Endodermal sinus tumor (EST)
It is the most common testicular tumor in children under 3, and is also known as infantile embryonal carcinoma. This age group has a very good prognosis. In contrast to the pure form typical of infants, adult endodermal sinus tumors are often found in combination with other kinds of germ cell tumor, particularly teratoma and embryonal carcinoma. While pure teratoma is usually benign, endodermal sinus tumor is malignant.
The histology of EST is variable, but usually includes malignant endodermal cells. These cells secrete alpha-fetoprotein (AFP), which can be detected in tumor tissue, serum, cerebrospinal fluid, urine and, in the rare case of fetal EST, in amniotic fluid. When there is incongruence between biopsy and AFP test results for EST, the result indicating presence of EST dictates treatment.
This is because EST often occurs as small “malignant foci” within a larger tumor, usually teratoma, and biopsy is a sampling method; biopsy of the tumor may reveal only teratoma, whereas elevated AFP reveals that EST is also present. GATA-4, a transcription factor, also may be useful in the diagnosis of EST.
Diagnosis of EST in pregnant women and in infants is complicated by the extremely high levels of AFP in those two groups. Tumor surveillance by monitoring AFP requires accurate correction for gestational age in pregnant women, and age in infants. In pregnant women, this can be achieved simply by testing maternal serum AFP rather than tumor marker AFP. In infants, the tumor marker test is used, but must be interpreted using a reference table or graph of normal AFP in infants.
A combination of operation and chemotherapy might be the effective management for EST in the posterior cranial fossa.
While pure teratoma is usually benign, endodermal sinus tumor is malignant.
A 54-year-old Japanese man presented with disturbance of consciousness, Parinaud’s syndrome, and gait disturbance. Magnetic resonance imaging revealed a pineal mass lesion, and subtotal resection of the tumor was achieved. The histologic diagnosis was MGCT, consisting mainly of YST. Although he underwent 5 courses of chemotherapy and craniospinal irradiation after surgery, tumor dissemination could not be controlled, and he died 10 months postoperatively.
The present case highlights the need for clinicians to include YST in the differential diagnosis of acute progressive lesions around the pineal region, even in adult patients 3).
A case of a 6-year-old boy initially manifested symptoms of dizziness and vomiting. Computed tomography (CT) and magnetic resonance imaging (MRI) showed a large irregular oval tumor in the cerebellar hemisphere. They subtotally removed the tumor by microsurgery through the left suboccipital approach. Immunohistochemical staining showed that alpha fetoprotein (AFP) was positive and the Ki-67 proliferation index was high (60%), suggesting a germ cell tumor.
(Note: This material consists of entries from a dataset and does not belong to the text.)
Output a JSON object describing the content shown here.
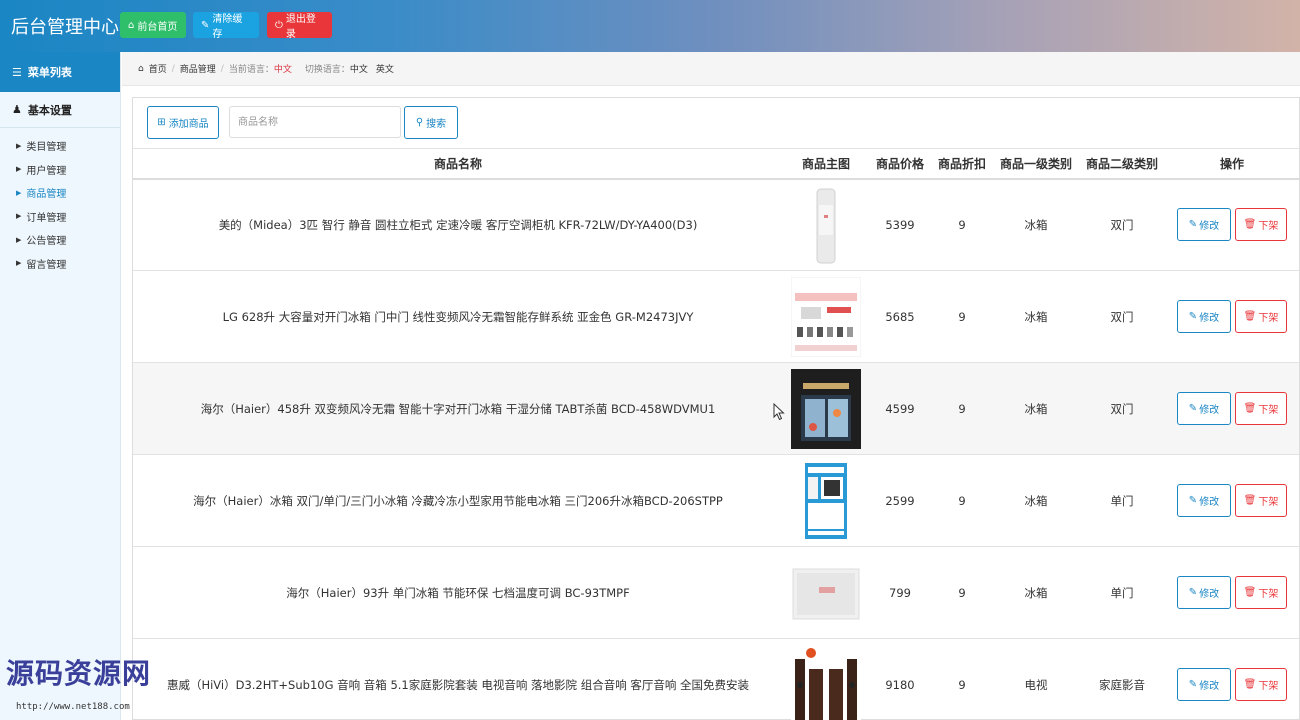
{
  "header": {
    "brand": "后台管理中心",
    "buttons": [
      {
        "icon": "home-icon",
        "label": "前台首页",
        "color": "#2fbf6b"
      },
      {
        "icon": "wrench-icon",
        "label": "清除缓存",
        "color": "#1aa3e0"
      },
      {
        "icon": "power-icon",
        "label": "退出登录",
        "color": "#e8363a"
      }
    ]
  },
  "sidebar": {
    "menu_title": "菜单列表",
    "section_title": "基本设置",
    "items": [
      {
        "label": "类目管理",
        "active": false
      },
      {
        "label": "用户管理",
        "active": false
      },
      {
        "label": "商品管理",
        "active": true
      },
      {
        "label": "订单管理",
        "active": false
      },
      {
        "label": "公告管理",
        "active": false
      },
      {
        "label": "留言管理",
        "active": false
      }
    ]
  },
  "breadcrumb": {
    "home": "首页",
    "current": "商品管理",
    "lang_label": "当前语言：",
    "lang_value": "中文",
    "switch_label": "切换语言：",
    "switch_zh": "中文",
    "switch_en": "英文"
  },
  "toolbar": {
    "add_label": "添加商品",
    "search_placeholder": "商品名称",
    "search_label": "搜索"
  },
  "table": {
    "headers": [
      "商品名称",
      "商品主图",
      "商品价格",
      "商品折扣",
      "商品一级类别",
      "商品二级类别",
      "操作"
    ],
    "edit_label": "修改",
    "off_label": "下架",
    "rows": [
      {
        "name": "美的（Midea）3匹 智行 静音 圆柱立柜式 定速冷暖 客厅空调柜机 KFR-72LW/DY-YA400(D3)",
        "price": "5399",
        "discount": "9",
        "cat1": "冰箱",
        "cat2": "双门"
      },
      {
        "name": "LG 628升 大容量对开门冰箱 门中门 线性变频风冷无霜智能存鲜系统 亚金色 GR-M2473JVY",
        "price": "5685",
        "discount": "9",
        "cat1": "冰箱",
        "cat2": "双门"
      },
      {
        "name": "海尔（Haier）458升 双变频风冷无霜 智能十字对开门冰箱 干湿分储 TABT杀菌 BCD-458WDVMU1",
        "price": "4599",
        "discount": "9",
        "cat1": "冰箱",
        "cat2": "双门"
      },
      {
        "name": "海尔（Haier）冰箱 双门/单门/三门小冰箱 冷藏冷冻小型家用节能电冰箱 三门206升冰箱BCD-206STPP",
        "price": "2599",
        "discount": "9",
        "cat1": "冰箱",
        "cat2": "单门"
      },
      {
        "name": "海尔（Haier）93升 单门冰箱 节能环保 七档温度可调 BC-93TMPF",
        "price": "799",
        "discount": "9",
        "cat1": "冰箱",
        "cat2": "单门"
      },
      {
        "name": "惠威（HiVi）D3.2HT+Sub10G 音响 音箱 5.1家庭影院套装 电视音响 落地影院 组合音响 客厅音响 全国免费安装",
        "price": "9180",
        "discount": "9",
        "cat1": "电视",
        "cat2": "家庭影音"
      }
    ]
  },
  "watermark": {
    "text": "源码资源网",
    "url": "http://www.net188.com"
  }
}
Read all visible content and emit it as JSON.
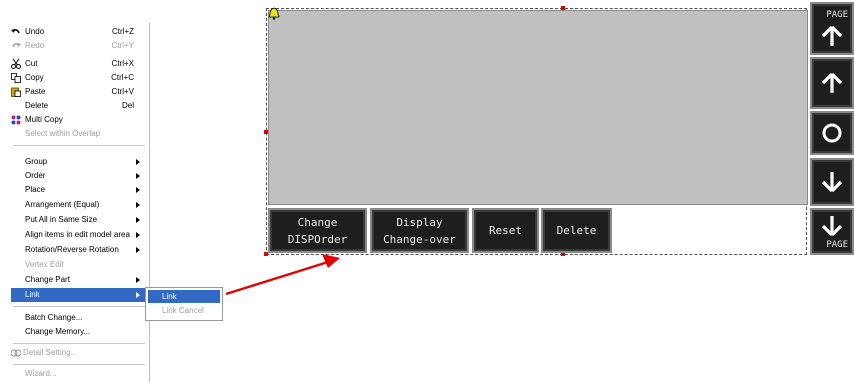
{
  "menu": {
    "items": [
      {
        "label": "Undo",
        "shortcut": "Ctrl+Z",
        "icon": "undo-icon"
      },
      {
        "label": "Redo",
        "shortcut": "Ctrl+Y",
        "icon": "redo-icon"
      },
      {
        "label": "Cut",
        "shortcut": "Ctrl+X",
        "icon": "scissors-icon"
      },
      {
        "label": "Copy",
        "shortcut": "Ctrl+C",
        "icon": "copy-icon"
      },
      {
        "label": "Paste",
        "shortcut": "Ctrl+V",
        "icon": "paste-icon"
      },
      {
        "label": "Delete",
        "shortcut": "Del"
      },
      {
        "label": "Multi Copy",
        "icon": "multi-copy-icon"
      },
      {
        "label": "Select within Overlap"
      },
      {
        "label": "Group"
      },
      {
        "label": "Order"
      },
      {
        "label": "Place"
      },
      {
        "label": "Arrangement (Equal)"
      },
      {
        "label": "Put All in Same Size"
      },
      {
        "label": "Align items in edit model area"
      },
      {
        "label": "Rotation/Reverse Rotation"
      },
      {
        "label": "Vertex Edit"
      },
      {
        "label": "Change Part"
      },
      {
        "label": "Link"
      },
      {
        "label": "Batch Change..."
      },
      {
        "label": "Change Memory..."
      },
      {
        "label": "Detail Setting...",
        "icon": "detail-setting-icon"
      },
      {
        "label": "Wizard..."
      }
    ]
  },
  "submenu": {
    "link": "Link",
    "link_cancel": "Link Cancel"
  },
  "panel": {
    "buttons": [
      {
        "line1": "Change",
        "line2": "DISPOrder"
      },
      {
        "line1": "Display",
        "line2": "Change-over"
      },
      {
        "line1": "Reset"
      },
      {
        "line1": "Delete"
      }
    ],
    "side": {
      "page_up": "PAGE",
      "page_down": "PAGE"
    }
  },
  "colors": {
    "highlight": "#316ac5",
    "screen": "#c0c0c0",
    "button_bg": "#1e1e1e",
    "annotation_arrow": "#e00000"
  }
}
After 3 months of follow-up, neither recurrence of tumor nor complications were found in the patient. The diagnosis of YST should be confirmed on the basis of clinical manifestations, neuroimaging and pathological findings. Gross total resection (GTR) is an ideal treatment for YST. However, due to the location of the tumor, GTR is usually difficult, and the rate of postoperative complications is high. This reported case shows that subtotal resection can be a good treatment strategy for YST 4).
A patient with primary YST in the pineal region who achieved long term survival. Despite undergoing treatment, he experienced several recurrences over a 15-year period.
Brain magnetic resonance imaging (MRI) demonstrated the presence of space-occupying lesions in the pineal region and the medial tail of the left lateral ventricle. The tumors were excised, and the histological diagnosis suggested an intracranial YST.
The patient achieved long term survival after combined modality therapy including surgery, stereotactic radiosurgery (SRS)/intensity modulated radiation therapy (IMRT), chemotherapy, and targeted therapy.
The disease remained stable. However, the patient gave up treatment and passed away in October 2020, with a total survival of about 15 years.
To the best of our knowledge, this patient with intracranial YST had received a longer survival compared with other published reports 5).
Gkampeta et al. reported the case of a 3-year-old boy with a primary posterior mediastinal yolk sac tumor who was managed initially with surgery, followed by chemotherapy and had a favorable prognosis. In the literature on yolk sac tumors presenting as a mediastinal mass, pediatric germ cell tumors have been reported very rarely in the posterior mediastinum 6).